When purchasing water hyacinth, do not purchase plants that are flowing because the flowers only last a day. Pick the plant with a bud that will open in a day or two. Keep in mind this is a tropical plant and should be treated as an annual in northern climes.
If your pond is free of excess nutrients, it’s possible for the leaves to turn yellow. You can fertilize the plant by placing them in a bucket of water that has water soluble fertilizer added to it. Leave the plants in the bucket until they begin to turn green and healthy again. Before you return the plants to your pond, rinse the roots so you don’t add any unnecessary nutrients to the pond water.
Water lettuce (Pistia stratiotes) is the second most popular aquatic plant. Water lettuce has a very similar growth habit to water hyacinth but does not grow quite as quickly. Anyone who has already grown this plant may be surprised to learn that it does have a white flower, but it is not easily seen unless you look for it at the base of the leaves.
Water lettuce grows well in either sun or shade, and in really hot areas, it prefers shade to the strong sun. It floats by using the surface tension of the water on the hairs of the underside of the plant. Just like water hyacinth, water lettuce should be treated as an annual in northern areas.
Frogbit (Hydrocharis morsus-ranae) has small, one-inch, heart-shaped leaves and small white flowers. It’s a great floating plant for mini ponds, or container water gardens, due to its small size. You can easily add this charmer to your pond, however.
Frogbit is able to float because its lower leaves create a sac filled with air, which provides buoyancy. Frogbit is hardy in Zones4-10 and overwinters by dropping buds to the bottom of the pond, where they remain until spring when the bud produces a baby Frogbit that floats to the surface.
Fairy moss (Azolla caroliniana) is a small, fern-like green plant that will turn red when exposed to full sun. It most commonly ends up in your pond as an unplanned addition that rides in on aquatic plants you purchased.

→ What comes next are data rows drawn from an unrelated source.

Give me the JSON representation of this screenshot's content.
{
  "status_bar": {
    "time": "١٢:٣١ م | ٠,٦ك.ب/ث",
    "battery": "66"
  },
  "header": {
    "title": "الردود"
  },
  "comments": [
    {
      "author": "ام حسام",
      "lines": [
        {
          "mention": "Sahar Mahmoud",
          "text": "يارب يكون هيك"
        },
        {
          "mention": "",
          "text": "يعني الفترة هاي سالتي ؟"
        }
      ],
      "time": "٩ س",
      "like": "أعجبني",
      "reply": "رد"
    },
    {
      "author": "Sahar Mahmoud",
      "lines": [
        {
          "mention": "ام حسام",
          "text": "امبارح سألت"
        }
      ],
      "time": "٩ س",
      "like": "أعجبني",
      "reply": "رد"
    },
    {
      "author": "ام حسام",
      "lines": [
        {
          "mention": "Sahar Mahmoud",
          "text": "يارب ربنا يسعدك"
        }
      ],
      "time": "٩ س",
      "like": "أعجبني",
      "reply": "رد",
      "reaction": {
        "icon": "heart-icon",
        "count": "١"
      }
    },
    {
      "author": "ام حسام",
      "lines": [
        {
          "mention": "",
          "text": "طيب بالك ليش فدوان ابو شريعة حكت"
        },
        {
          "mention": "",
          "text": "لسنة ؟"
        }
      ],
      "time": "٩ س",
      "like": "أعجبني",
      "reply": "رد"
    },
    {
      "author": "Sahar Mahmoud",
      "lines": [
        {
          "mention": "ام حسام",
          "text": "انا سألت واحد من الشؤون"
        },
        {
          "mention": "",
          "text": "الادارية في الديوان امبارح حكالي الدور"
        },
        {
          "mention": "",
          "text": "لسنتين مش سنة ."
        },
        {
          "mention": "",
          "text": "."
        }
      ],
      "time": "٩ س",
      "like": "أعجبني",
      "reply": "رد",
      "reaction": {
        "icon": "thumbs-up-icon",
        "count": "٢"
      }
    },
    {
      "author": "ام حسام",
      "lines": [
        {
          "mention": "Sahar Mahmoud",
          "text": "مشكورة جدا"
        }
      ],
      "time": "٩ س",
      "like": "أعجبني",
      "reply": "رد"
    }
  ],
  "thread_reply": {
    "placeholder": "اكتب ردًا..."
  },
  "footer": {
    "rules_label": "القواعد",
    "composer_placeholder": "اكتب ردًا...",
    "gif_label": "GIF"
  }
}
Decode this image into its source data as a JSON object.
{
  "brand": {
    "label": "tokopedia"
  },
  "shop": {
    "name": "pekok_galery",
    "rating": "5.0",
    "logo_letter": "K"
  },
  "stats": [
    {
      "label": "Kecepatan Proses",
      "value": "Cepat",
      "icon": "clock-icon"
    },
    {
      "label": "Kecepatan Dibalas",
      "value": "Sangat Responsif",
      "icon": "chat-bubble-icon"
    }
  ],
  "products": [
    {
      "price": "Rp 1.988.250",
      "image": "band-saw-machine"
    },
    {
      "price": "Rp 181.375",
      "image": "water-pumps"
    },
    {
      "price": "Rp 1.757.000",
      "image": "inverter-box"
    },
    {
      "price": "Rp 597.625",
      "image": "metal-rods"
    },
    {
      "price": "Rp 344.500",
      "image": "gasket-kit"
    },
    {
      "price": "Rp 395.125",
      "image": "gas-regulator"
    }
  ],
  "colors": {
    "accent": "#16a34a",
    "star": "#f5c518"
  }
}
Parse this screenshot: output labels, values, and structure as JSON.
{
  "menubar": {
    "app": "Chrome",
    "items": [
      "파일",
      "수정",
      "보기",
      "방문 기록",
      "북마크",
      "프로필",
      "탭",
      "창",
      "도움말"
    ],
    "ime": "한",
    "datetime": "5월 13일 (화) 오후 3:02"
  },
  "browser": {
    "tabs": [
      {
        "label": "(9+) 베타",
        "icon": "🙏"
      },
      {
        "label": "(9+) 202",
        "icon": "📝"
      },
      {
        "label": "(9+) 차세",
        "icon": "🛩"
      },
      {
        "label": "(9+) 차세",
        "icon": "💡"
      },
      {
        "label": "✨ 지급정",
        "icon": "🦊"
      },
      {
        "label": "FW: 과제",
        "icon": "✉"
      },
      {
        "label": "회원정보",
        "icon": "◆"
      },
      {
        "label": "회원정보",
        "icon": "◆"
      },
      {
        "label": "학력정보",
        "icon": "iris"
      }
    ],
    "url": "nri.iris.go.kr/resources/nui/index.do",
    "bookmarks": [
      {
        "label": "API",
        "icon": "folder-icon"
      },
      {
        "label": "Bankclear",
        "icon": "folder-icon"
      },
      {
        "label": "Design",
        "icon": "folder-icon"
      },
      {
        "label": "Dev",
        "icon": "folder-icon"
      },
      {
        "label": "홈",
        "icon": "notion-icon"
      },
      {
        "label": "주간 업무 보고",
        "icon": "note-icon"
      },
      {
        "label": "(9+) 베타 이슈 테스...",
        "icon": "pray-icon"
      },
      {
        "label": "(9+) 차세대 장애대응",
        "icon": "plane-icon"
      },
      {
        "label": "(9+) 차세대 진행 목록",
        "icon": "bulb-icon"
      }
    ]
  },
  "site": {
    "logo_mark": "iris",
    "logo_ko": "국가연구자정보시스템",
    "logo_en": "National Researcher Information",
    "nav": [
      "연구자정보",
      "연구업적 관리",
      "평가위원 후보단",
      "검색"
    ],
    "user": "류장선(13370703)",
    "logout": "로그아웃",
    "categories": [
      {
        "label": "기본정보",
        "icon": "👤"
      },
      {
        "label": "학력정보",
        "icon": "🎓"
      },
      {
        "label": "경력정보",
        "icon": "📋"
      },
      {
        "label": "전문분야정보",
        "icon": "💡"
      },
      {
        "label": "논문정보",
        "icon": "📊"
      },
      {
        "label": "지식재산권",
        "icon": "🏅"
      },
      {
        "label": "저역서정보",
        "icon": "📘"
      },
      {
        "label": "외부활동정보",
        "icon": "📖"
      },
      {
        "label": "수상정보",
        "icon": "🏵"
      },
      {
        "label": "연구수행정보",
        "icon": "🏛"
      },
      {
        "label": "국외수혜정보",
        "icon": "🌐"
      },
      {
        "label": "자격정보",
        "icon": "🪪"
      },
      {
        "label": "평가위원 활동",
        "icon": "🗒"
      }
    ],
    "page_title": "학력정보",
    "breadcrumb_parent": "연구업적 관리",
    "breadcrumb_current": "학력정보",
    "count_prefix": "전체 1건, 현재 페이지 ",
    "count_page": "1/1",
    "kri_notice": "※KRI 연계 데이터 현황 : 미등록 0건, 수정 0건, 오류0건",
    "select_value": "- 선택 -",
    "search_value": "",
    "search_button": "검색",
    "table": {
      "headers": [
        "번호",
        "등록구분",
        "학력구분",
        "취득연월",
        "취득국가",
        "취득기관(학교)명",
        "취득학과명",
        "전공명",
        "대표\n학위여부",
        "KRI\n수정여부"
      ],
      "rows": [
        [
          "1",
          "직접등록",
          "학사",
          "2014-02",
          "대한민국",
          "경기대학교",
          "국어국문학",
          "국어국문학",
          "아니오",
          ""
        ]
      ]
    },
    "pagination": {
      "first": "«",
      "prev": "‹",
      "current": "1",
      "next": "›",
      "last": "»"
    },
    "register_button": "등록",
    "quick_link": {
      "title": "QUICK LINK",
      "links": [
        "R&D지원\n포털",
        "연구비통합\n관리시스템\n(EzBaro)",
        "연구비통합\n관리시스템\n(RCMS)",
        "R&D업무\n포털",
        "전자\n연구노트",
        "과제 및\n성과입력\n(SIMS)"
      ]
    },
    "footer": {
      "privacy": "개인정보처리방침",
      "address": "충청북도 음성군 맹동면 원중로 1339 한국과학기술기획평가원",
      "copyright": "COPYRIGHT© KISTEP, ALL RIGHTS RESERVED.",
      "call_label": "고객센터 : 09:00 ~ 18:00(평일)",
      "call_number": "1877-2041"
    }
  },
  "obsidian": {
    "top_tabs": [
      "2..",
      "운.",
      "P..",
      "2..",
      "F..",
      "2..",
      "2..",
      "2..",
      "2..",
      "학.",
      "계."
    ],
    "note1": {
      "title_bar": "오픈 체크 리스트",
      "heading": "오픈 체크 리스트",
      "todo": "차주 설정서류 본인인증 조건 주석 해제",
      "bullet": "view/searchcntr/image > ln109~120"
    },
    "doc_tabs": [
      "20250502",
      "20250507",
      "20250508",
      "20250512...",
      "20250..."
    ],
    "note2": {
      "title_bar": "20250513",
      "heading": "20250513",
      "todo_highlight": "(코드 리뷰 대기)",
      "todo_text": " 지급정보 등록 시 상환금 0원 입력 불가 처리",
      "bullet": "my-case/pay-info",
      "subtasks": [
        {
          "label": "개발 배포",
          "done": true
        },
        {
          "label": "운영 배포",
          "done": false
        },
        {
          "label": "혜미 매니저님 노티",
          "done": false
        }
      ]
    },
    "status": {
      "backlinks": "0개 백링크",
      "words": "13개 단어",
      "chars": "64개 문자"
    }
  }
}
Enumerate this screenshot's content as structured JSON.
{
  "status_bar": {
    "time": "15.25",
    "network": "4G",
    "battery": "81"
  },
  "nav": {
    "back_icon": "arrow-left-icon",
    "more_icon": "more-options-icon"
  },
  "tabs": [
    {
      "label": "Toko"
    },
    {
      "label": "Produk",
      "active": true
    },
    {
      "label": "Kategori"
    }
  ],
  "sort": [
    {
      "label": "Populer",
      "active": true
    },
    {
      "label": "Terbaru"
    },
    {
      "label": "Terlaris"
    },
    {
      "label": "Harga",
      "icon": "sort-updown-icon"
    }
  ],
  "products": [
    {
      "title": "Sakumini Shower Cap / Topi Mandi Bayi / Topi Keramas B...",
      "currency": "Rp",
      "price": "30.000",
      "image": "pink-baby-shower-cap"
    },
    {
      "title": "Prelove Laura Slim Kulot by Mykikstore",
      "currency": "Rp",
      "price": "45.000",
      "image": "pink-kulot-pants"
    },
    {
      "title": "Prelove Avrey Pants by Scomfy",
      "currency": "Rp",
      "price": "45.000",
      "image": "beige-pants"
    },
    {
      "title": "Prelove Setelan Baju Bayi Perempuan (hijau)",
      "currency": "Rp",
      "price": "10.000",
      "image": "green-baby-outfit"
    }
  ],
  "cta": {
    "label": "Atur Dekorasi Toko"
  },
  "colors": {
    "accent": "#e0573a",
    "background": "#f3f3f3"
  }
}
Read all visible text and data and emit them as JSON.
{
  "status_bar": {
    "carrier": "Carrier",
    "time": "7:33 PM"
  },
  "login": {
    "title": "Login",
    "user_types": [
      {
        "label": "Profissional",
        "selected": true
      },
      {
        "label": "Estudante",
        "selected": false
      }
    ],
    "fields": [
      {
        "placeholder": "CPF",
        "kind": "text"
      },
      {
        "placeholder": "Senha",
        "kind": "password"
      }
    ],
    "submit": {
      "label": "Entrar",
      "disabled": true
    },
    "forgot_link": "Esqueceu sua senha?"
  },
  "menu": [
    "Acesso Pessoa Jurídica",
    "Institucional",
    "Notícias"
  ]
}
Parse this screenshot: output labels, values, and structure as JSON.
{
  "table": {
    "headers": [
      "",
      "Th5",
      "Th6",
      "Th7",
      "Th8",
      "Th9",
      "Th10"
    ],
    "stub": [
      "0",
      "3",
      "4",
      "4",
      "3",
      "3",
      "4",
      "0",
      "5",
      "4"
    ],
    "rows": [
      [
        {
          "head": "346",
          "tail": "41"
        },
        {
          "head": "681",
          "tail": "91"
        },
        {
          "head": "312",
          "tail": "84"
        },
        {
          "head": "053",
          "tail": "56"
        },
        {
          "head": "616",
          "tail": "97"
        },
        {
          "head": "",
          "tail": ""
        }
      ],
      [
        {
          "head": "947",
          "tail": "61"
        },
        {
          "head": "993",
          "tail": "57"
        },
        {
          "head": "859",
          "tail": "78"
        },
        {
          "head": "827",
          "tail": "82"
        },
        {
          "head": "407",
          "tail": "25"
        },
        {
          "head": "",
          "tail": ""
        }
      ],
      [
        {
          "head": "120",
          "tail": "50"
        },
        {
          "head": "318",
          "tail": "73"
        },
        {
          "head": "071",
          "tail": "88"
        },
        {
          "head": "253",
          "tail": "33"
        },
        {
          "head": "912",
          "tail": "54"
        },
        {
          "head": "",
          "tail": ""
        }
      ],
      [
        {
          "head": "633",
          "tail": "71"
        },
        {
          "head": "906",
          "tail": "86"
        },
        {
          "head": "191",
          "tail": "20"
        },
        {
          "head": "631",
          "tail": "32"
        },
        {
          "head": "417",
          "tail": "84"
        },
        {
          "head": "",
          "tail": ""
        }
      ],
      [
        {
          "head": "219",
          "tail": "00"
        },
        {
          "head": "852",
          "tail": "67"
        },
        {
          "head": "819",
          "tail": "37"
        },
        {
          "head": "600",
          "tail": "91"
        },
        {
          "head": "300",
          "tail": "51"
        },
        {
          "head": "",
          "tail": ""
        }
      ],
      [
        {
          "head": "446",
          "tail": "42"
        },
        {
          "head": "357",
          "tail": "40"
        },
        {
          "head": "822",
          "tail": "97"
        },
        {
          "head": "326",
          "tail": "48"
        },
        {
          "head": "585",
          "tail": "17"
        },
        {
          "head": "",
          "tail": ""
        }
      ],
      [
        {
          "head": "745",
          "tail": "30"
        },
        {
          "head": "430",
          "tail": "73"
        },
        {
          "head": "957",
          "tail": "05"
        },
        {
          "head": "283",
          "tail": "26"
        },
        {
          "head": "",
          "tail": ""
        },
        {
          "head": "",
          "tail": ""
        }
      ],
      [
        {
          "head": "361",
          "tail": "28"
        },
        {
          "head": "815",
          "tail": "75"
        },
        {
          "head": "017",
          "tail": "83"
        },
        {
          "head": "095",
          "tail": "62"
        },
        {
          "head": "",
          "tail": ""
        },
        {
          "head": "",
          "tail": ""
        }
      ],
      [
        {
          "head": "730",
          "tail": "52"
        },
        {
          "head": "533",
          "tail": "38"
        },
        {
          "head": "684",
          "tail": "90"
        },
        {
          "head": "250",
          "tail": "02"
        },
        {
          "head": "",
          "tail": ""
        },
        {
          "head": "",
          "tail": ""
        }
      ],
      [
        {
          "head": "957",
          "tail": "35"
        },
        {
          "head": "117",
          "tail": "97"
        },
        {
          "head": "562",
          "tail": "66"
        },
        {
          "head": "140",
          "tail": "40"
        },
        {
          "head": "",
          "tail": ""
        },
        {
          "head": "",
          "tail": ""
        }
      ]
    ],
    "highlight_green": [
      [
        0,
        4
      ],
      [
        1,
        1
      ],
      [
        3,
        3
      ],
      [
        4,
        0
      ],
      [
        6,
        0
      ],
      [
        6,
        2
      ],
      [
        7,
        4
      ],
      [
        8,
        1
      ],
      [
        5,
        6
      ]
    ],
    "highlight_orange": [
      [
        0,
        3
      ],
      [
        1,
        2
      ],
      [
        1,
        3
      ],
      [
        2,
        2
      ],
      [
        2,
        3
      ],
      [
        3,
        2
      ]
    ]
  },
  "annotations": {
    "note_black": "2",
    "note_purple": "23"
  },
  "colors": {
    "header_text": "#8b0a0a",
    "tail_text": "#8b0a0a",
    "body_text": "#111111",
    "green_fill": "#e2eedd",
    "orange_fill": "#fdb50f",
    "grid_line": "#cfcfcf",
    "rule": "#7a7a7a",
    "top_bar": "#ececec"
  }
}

Fairy moss can grow rapidly. To keep it under control, be sure to check your aquatic plant purchases for hidden plants, and eliminate them, if desired. Fairy moss can overwinter in your pond by freezing solid in the ice.
Duck weed (Lemna spp.) is the smallest aquatic plant, with leaves only one-eighth inch in size. Don’t let the small size fool you, as it is capable of quickly covering an entire pond in a short time. Duck weed is like fairy moss in that it usually arrives in your pond by riding along with other aquatic plants you purchase.
Duck weed overwinters by dropping buds to the bottom of the pond. In the spring, the bud produces baby duck weed that float to the surface.
Sensitive plant (Neptunia aquatica) is a known favorite of children because the leaves close when touched. What you may not have realized is that it is an aquatic plant. It floats across the surface of the water with white growths along the stem that appear to be foam. Sensitive plants produce yellow flowers along the stem throughout the summer. Each night, the leaves close and reopen in the morning. Sensitive plants are only hardy in Zones 9-11.
Why You Need Floating Pond Plants
Be sure to add a few floating plants to your pond to improve the aesthetics and filtration of your pond. They’ll compete with algae for the nutrients in your pond, thereby starving algae and helping to keep it under control. Plus, there’s something so special about walking outside on a warm summer’s day and seeing a water hyacinth or two in bloom. Floating pond plants are perhaps the easiest aquatics to grow and they’re usually the least expensive plants at the pond store.